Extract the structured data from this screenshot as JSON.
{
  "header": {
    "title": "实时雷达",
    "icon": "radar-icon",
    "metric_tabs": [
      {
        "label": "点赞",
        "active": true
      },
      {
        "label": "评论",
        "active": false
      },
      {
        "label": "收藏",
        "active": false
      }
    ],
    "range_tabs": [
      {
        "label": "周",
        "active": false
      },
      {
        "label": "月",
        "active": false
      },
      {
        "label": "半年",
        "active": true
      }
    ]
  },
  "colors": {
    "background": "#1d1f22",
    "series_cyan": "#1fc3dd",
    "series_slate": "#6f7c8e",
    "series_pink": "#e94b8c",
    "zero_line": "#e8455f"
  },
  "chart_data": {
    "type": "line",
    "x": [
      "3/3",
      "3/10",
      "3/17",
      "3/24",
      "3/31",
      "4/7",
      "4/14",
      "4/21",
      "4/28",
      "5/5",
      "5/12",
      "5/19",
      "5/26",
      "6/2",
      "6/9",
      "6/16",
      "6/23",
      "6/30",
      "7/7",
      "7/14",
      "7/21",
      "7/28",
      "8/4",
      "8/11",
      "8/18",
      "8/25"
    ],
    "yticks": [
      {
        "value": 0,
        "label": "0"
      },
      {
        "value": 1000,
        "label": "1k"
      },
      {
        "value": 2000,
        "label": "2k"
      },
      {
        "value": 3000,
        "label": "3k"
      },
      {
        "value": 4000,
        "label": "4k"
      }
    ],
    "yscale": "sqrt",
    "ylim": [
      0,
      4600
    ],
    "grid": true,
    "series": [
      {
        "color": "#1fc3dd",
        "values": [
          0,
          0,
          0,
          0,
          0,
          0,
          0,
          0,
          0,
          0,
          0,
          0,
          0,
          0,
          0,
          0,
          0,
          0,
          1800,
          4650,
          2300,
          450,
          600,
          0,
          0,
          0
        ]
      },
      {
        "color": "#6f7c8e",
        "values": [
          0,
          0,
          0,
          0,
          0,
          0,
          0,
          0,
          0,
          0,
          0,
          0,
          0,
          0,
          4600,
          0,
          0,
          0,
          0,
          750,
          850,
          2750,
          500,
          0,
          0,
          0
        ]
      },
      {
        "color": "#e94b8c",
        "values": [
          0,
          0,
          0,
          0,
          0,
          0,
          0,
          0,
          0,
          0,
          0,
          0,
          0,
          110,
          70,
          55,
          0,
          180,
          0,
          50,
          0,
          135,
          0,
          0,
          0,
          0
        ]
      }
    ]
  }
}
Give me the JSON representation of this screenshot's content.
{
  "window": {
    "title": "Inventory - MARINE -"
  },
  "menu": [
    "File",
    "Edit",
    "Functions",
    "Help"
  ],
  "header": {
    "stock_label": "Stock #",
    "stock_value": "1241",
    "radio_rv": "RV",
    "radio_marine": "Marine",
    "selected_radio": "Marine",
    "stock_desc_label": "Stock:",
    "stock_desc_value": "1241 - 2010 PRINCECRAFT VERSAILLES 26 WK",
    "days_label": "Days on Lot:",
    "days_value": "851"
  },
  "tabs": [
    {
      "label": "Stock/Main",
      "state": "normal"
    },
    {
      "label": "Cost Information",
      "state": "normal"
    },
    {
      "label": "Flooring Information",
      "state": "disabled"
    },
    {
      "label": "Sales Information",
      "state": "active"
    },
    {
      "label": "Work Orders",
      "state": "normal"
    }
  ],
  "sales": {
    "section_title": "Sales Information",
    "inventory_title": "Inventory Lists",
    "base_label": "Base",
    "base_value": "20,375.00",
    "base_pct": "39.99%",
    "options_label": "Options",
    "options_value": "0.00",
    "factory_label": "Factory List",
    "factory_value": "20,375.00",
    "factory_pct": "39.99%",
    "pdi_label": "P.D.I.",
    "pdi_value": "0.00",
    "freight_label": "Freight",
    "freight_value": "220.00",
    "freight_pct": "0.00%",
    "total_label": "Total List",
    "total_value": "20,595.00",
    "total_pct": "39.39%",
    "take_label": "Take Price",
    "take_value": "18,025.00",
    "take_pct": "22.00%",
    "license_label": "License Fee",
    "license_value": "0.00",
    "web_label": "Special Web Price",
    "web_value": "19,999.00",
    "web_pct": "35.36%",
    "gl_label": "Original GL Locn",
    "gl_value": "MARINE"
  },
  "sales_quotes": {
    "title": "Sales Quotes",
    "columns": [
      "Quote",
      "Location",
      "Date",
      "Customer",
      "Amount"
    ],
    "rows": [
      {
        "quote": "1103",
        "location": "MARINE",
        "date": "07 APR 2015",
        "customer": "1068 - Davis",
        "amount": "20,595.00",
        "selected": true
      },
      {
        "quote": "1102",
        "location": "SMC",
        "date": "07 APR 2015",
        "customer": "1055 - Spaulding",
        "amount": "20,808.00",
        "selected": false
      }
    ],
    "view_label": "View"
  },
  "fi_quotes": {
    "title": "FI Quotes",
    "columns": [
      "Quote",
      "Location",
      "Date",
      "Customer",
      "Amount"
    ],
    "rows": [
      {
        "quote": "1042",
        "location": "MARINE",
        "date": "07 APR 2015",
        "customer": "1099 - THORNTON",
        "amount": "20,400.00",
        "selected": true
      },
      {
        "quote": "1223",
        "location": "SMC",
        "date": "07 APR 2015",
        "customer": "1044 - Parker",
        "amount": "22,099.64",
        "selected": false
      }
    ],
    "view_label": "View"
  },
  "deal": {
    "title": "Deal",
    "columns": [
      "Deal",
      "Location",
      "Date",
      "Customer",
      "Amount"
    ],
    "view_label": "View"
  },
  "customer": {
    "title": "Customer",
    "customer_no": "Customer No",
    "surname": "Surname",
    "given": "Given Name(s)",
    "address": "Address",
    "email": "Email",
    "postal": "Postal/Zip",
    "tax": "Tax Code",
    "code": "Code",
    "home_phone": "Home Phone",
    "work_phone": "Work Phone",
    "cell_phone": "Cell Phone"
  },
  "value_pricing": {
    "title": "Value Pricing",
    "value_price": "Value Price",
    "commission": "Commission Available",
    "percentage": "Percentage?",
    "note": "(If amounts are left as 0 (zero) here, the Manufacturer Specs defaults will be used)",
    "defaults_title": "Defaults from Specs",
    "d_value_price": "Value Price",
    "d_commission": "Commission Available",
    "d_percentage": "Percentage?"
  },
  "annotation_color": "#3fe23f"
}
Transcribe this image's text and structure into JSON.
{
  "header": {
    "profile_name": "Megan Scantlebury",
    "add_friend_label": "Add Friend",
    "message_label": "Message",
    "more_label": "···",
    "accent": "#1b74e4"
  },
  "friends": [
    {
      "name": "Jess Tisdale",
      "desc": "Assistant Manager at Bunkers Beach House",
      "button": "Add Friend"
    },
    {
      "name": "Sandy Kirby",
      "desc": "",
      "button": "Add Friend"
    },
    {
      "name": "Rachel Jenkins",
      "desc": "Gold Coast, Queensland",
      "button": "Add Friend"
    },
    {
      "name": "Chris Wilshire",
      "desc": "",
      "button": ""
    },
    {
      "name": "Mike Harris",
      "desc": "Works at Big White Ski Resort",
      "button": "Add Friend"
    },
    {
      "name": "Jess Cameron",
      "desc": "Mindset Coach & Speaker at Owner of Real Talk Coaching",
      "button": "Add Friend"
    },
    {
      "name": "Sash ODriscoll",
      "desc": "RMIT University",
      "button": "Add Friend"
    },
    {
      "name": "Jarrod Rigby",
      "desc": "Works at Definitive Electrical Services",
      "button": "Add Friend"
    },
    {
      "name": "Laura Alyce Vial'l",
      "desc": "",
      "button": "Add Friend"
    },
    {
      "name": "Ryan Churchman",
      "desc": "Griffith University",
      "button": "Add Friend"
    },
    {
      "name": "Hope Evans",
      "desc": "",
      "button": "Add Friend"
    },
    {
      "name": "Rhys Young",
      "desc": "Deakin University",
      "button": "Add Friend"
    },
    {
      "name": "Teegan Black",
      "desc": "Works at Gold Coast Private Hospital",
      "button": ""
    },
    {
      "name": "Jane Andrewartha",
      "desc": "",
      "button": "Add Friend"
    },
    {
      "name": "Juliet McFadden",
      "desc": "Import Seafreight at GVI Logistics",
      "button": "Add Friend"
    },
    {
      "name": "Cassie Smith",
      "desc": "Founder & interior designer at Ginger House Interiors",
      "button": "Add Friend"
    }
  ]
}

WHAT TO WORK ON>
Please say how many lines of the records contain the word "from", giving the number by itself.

ANSWER BELOW>
2